Businesses have many contracts. You need to know what contracts you're getting into and which you may want to get out of. What are the terms of the property lease? Can you take it over or do you need to negotiate a new one? What equipment leases are in place on other assets? What contracts exist with established clients and vendors? What open contracts need to be fulfilled with customers?
Have your lawyer examine all contracts to answer some of these questions.  

3. Physical Assets

Whether you're buying the business itself or just its assets, take time to physically inspect the condition of all assets. Get a list of assets from the seller and verify their existence, location, and condition. Learn what's still owed on any large assets and compare that with the actual value of the items. And check the inventory to make sure it's in good sales condition.

4. Accounts 

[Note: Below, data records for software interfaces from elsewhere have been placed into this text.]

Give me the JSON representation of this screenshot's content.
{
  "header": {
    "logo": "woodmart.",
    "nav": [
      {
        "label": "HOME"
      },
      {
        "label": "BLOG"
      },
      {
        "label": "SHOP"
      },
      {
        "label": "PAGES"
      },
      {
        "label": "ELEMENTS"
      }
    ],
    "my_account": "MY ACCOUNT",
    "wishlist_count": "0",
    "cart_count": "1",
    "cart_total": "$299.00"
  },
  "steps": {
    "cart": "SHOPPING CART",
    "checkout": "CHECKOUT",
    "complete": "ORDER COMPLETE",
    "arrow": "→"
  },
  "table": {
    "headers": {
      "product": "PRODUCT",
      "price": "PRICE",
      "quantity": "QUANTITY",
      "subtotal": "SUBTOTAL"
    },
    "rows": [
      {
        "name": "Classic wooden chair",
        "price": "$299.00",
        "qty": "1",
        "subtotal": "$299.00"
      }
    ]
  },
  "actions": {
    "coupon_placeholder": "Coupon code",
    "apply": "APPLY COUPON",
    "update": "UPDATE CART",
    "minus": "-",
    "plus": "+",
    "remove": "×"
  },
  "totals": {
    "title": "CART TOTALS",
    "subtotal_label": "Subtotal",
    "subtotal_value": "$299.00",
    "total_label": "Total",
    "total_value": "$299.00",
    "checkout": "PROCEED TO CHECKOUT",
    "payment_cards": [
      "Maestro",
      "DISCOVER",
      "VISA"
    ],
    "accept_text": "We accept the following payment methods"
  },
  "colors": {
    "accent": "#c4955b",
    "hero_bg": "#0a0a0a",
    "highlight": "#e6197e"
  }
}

The accounts receivables are money owed to the business, while accounts payable are money the business owes to others. Both of these numbers show what cash you can expect to take in and will have to put out. But, possibly more importantly, they also reflect the business habits of your predecessors and its standing with vendors and customers.
Assessing the receivables and payables, along with payroll records, helps your accountant and attorney verify the business' financial status, account for prepaid expenses, and make sure obligations are paid.

5. Liens

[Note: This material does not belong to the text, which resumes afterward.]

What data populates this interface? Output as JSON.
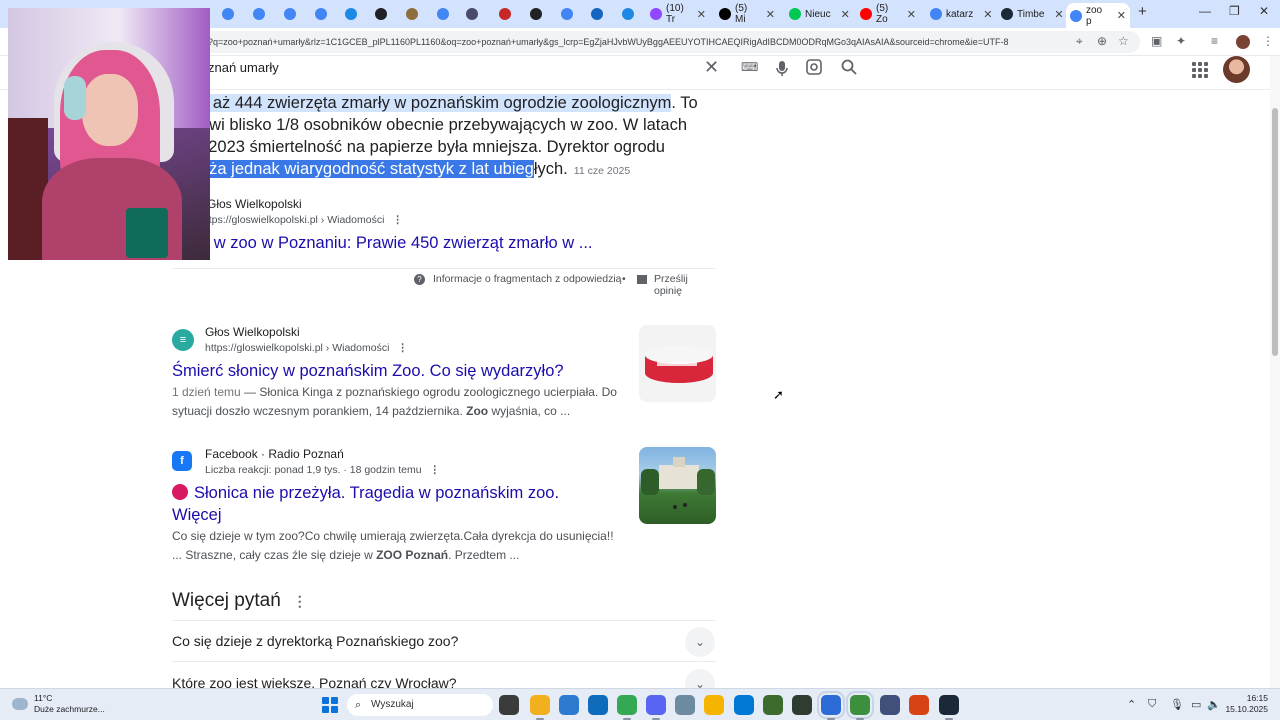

Check public records as well as business records to determine if there are any outstanding liens on company property, such as from a bank, vendors, or contractors. Your attorney can help research this through federal, state, and local government websites, as well as in-person inquiries. You may also need to get a title company involved for a thorough search.

6. Employee Issues

If the business already has employees, take the temperature of your future workforce. Are vital employees willing to stay on to help with the transition? Are employees generally happy with their jobs, or do you have cleanup to do? Are there safety issues that need to be addressed, under-compensated employees, or a lack of internal management? These are probably not game-changers for your purchase, but you need to know what you'll face as a new boss.
Along with internal challenges, make sure you know about any legal problems you might encounter. Review records for any unresolved Human Resources issues - such as complaints to state labor boards, employee lawsuits, worker's compensation claims, or internal investigations.
No matter whether the business you are buying is large or small, due diligence is key to ensuring that your investment is a good one. At Kisner Law Firm, we have decades of experience helping California businesses handle sales, purchases, and business transactions of all types. We can help you start your new business chapter off right.